The most surprising nugget Apple's including in iOS 4.1 is the ability to take HDR photos. You've seen plenty of these before—photographs with vibrant, unreal colors—but what are they exactly?
You know, photographs. The HDR stands for "high dynamic range"—the range between the lightest and darkest areas of the image—and the idea is that they look more similar to what your eyeball sees than regular photographs.
HDR images are achieved by blending several photos with different exposures—usually at least over-exposed and one under-exposed—to make for a more dynamic scene. Jobs suggested that the iPhone and iPod Touch would be shooting real HDR photos, that is, a combination of a few shots snapped in rapid succession, as opposed to just some software approximation of HDR.
HDR photos have long been maligned as a gimmick, creating over-saturated circus shots. But on a smartphone they kinda make sense—tons of people use apps like Hipstamatic and Camera+ to jazz up their photos, and built-in HDR is bound to give iPhone shots a bit of extra punch.
Check out our guide to shooting HDR photos with cameras that aren't your phone.

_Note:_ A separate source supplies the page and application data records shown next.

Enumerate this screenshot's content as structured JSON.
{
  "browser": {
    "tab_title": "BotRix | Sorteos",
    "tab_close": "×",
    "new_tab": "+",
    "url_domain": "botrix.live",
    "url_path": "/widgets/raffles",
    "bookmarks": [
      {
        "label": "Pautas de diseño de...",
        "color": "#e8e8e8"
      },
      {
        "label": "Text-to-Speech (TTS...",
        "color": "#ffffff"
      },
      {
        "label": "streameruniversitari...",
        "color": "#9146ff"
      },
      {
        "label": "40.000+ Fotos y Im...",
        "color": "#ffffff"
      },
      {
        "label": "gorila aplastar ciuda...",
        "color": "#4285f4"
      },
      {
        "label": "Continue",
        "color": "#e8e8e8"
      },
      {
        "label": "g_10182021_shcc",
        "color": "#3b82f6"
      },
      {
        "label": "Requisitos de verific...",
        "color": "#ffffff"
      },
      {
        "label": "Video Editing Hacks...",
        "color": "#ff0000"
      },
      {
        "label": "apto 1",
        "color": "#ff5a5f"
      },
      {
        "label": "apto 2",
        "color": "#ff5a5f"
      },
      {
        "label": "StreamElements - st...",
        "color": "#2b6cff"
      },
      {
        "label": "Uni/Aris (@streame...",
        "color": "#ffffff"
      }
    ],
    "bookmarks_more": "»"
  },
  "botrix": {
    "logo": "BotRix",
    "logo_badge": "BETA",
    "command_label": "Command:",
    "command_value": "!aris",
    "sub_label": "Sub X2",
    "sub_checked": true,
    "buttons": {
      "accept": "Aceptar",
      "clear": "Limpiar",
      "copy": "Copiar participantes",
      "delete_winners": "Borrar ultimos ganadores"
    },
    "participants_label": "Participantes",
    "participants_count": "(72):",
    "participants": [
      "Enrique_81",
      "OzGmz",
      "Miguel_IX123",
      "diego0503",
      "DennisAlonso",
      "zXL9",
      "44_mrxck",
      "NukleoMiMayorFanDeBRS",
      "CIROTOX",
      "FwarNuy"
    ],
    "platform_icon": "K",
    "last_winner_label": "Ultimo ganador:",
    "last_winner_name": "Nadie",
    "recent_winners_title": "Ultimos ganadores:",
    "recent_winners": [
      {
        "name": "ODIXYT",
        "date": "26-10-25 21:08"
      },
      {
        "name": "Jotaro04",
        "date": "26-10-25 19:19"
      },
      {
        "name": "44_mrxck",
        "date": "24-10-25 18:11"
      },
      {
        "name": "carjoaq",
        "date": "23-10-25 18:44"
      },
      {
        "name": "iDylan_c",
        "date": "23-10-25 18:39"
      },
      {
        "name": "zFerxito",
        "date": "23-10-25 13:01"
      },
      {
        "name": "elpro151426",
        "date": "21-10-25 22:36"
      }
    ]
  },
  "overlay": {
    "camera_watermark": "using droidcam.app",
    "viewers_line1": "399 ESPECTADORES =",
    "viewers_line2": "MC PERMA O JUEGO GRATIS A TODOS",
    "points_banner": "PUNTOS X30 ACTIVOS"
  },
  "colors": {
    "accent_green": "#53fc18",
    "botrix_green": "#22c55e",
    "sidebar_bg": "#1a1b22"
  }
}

And our shooting challenge that features some of your own awesome HDR photos.